Jennett, K. 2008. “Female Figurines of the Upper Paleolithic”, 27, https://digital.library.txstate.edu/bitstream/handle/10877/3202/fulltext.pdf
Jennett writes an interesting article and notes how the vaginal area of the Venus of Willendorf is very much detailed. The arms of the figurine cross over her enlarged breasts and she has no facial features. However, unlike the previous articles I have read, Jennett does not justify the meaning of these characteristics. Jennett has finally given a more in depth answer about the figurines discovery.
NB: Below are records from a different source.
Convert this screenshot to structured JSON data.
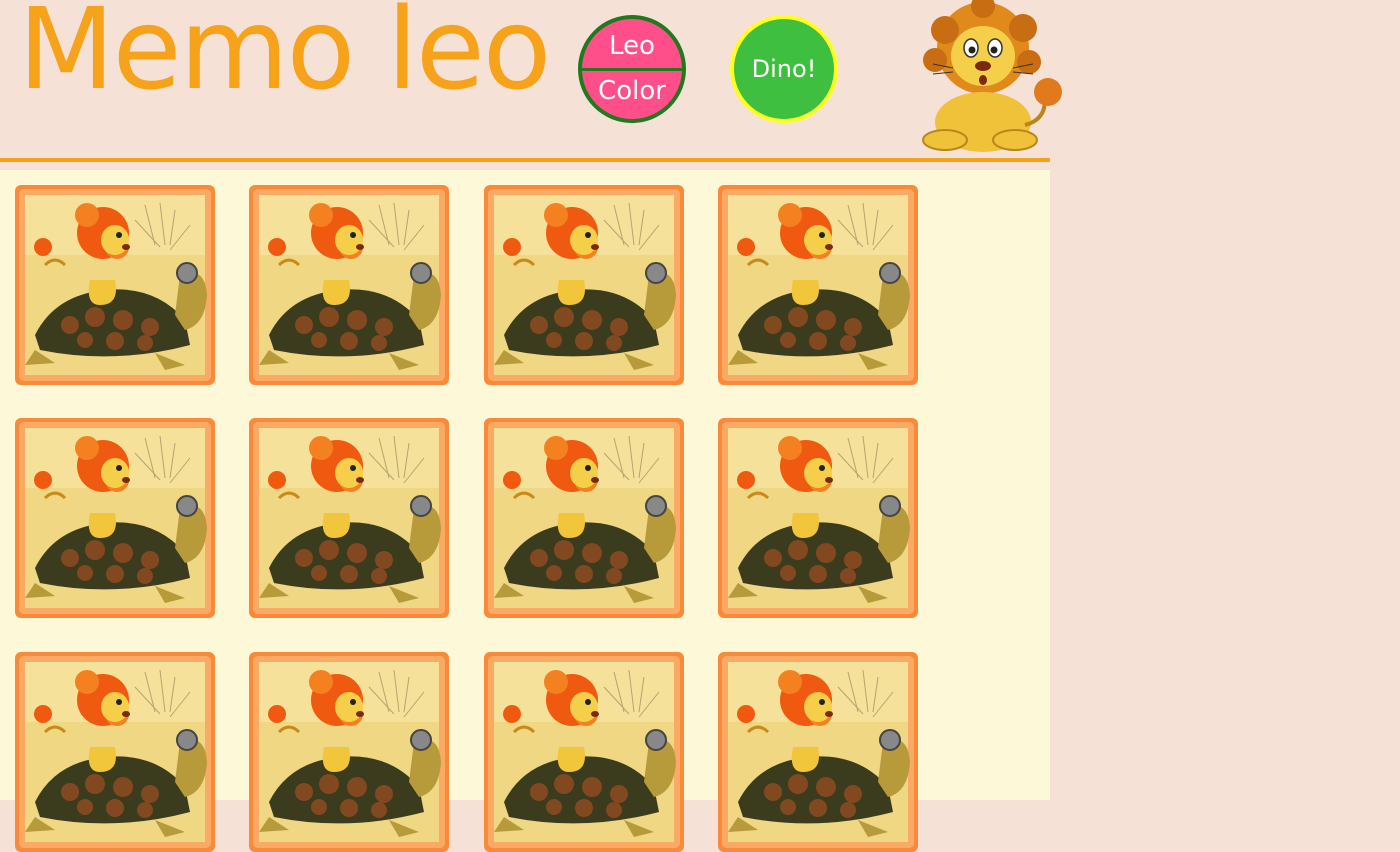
{
  "header": {
    "logo_text": "Memo leo",
    "buttons": {
      "leo_color_top": "Leo",
      "leo_color_bottom": "Color",
      "dino": "Dino!"
    }
  },
  "board": {
    "rows": 3,
    "cols": 4,
    "card_back": "lion-riding-turtle-image"
  },
  "colors": {
    "accent": "#f7a21b",
    "header_bg": "#f5e1d5",
    "board_bg": "#fdf9d8",
    "pink_button": "#ff4f8b",
    "green_button": "#3fbf3f"
  }
}
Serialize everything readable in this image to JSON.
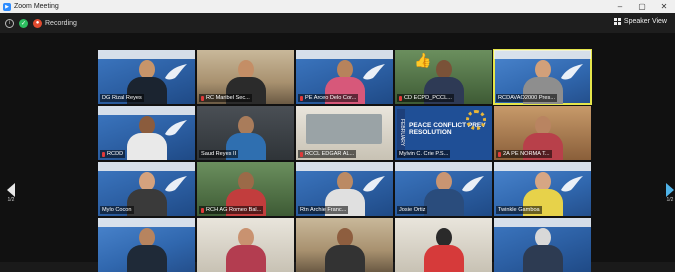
{
  "window": {
    "title": "Zoom Meeting",
    "controls": [
      "–",
      "▢",
      "✕"
    ]
  },
  "toolbar": {
    "recording_label": "Recording",
    "speaker_view_label": "Speaker View"
  },
  "pagination": {
    "left": "1/2",
    "right": "1/2"
  },
  "tiles": [
    {
      "name": "DG Rizal Reyes",
      "muted": false
    },
    {
      "name": "RC Maribel Sec...",
      "muted": true
    },
    {
      "name": "PE Arceo Delo Cor...",
      "muted": true
    },
    {
      "name": "CD ECPD_PCCL...",
      "muted": true
    },
    {
      "name": "RCDAVAO2000 Pres...",
      "muted": false
    },
    {
      "name": "RCDD",
      "muted": true
    },
    {
      "name": "Saud Reyes II",
      "muted": false
    },
    {
      "name": "RCCL EDGAR AL...",
      "muted": true
    },
    {
      "name": "Mylvin C. Crie P.S...",
      "muted": false
    },
    {
      "name": "2A PE NORMA T...",
      "muted": true
    },
    {
      "name": "Mylo Cocon",
      "muted": false
    },
    {
      "name": "RCH AG Romeo Bal...",
      "muted": true
    },
    {
      "name": "Rtn Archie Franc...",
      "muted": false
    },
    {
      "name": "Josie Ortiz",
      "muted": false
    },
    {
      "name": "Twinkle Gamboa",
      "muted": false
    },
    {
      "name": "",
      "muted": false
    },
    {
      "name": "",
      "muted": false
    },
    {
      "name": "",
      "muted": false
    },
    {
      "name": "",
      "muted": false
    },
    {
      "name": "",
      "muted": false
    }
  ],
  "banner_text": {
    "peace": "PEACE CONFLICT PREV RESOLUTION",
    "feb": "FEBRUARY"
  },
  "colors": {
    "active_border": "#e6e64a",
    "recording": "#e04a2f",
    "rotary_blue": "#2c5fa3"
  }
}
She cites, the figurine was found in Austria “in an Aurignacian loess deposit in a terrace about thirty meters above the Danube river near the town of Willedorf” in 1908 by Josef Szombathy (Witcombe 2003; McDermott 1996:233). Jennett gives the age of the Venus of Willendorf as 20,000-18,000 BCE and states that it can be contested up to 24,000-22,000 BCE (Witcombe 2003). Jennett also cites another detail of the figurine that was interesting, it appears that the Venus of Willedorf had been “painted with red ochre” (Marshack 1972:288). She describes red ochre as a “symbolic substance commonly found in connection with burials and gravegoods from the same time period”. (Jennett, 2008)
Ogborn, M. 2003. “Prehistoric Art”, http://www.students.sbc.edu/ogborn03/prehistoricart.htm
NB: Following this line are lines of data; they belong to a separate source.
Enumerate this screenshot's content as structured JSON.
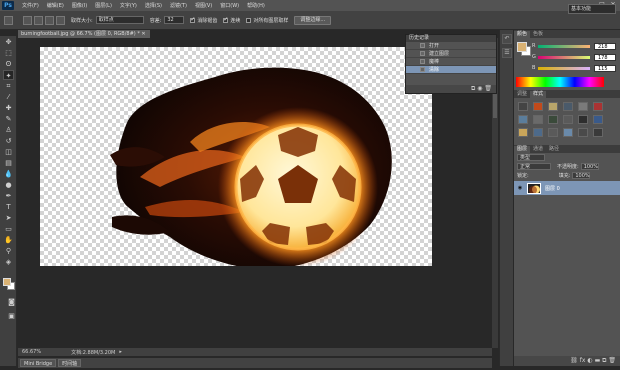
{
  "app": {
    "logo": "Ps"
  },
  "menu": [
    "文件(F)",
    "编辑(E)",
    "图像(I)",
    "图层(L)",
    "文字(Y)",
    "选择(S)",
    "滤镜(T)",
    "视图(V)",
    "窗口(W)",
    "帮助(H)"
  ],
  "window_controls": [
    "—",
    "□",
    "✕"
  ],
  "options": {
    "sample_size_label": "取样大小:",
    "sample_size_value": "取样点",
    "tolerance_label": "容差:",
    "tolerance_value": "32",
    "antialias_label": "消除锯齿",
    "contiguous_label": "连续",
    "all_layers_label": "对所有图层取样",
    "refine_edge_label": "调整边缘...",
    "workspace": "基本功能"
  },
  "document": {
    "tab_title": "burningfootball.jpg @ 66.7% (图层 0, RGB/8#) * ✕",
    "zoom": "66.67%",
    "doc_info": "文档:2.88M/3.20M"
  },
  "mini_bridge": {
    "tabs": [
      "Mini Bridge",
      "时间轴"
    ]
  },
  "history": {
    "title": "历史记录",
    "items": [
      "打开",
      "建立图层",
      "魔棒",
      "清除"
    ],
    "selected_index": 3
  },
  "color_panel": {
    "tabs": [
      "颜色",
      "色板"
    ],
    "r_label": "R",
    "r_value": "218",
    "g_label": "G",
    "g_value": "178",
    "b_label": "B",
    "b_value": "115",
    "foreground": "#dab273",
    "background": "#ffffff"
  },
  "adjust_panel": {
    "tabs": [
      "调整",
      "样式"
    ]
  },
  "layers_panel": {
    "tabs": [
      "图层",
      "通道",
      "路径"
    ],
    "kind_label": "类型",
    "blend_mode": "正常",
    "opacity_label": "不透明度:",
    "opacity_value": "100%",
    "lock_label": "锁定:",
    "fill_label": "填充:",
    "fill_value": "100%",
    "layer_name": "图层 0"
  },
  "colors": {
    "accent": "#7d96b6",
    "fire": "#ff8a1e"
  }
}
Ogborn’s article describes in great detail a list of theories presented by many researchers about the purpose of the Venus of Willendorf. He states that some theories call the figurine a “Mother Goddess” meant to represent the fertility of crops and future society. He cites Margaret Ehrenberg who believes that is false when considering the belief systems of the forager societies “who are closely in touch with the natural world and whose own social systems are based on greater equality than that of later socially stratified societies, typically center on general spirits and forces, rather than personified gods and goddesses (74).” Darwin suggests that before patriarchal societies existed, females had predominant roles. Ogborn states that LeRoy McDermott believes the figurine was one of many carved by a woman, representing herself. The product was then used as a learning tool for younger generations to tell of the changing stages of a woman, “maturation, menstruation, copulation, pregnancy, birth, and lactation”. Another more abstract theory is presented by Clive Gamble. He believes that the Venus of Willendorf could easily have been part of a group of female figurines. Gamble cites, “that the figurines were left as markers in open areas during the zenith of glaciation for other nomadic peoples while one-tribe retreats to regional caves.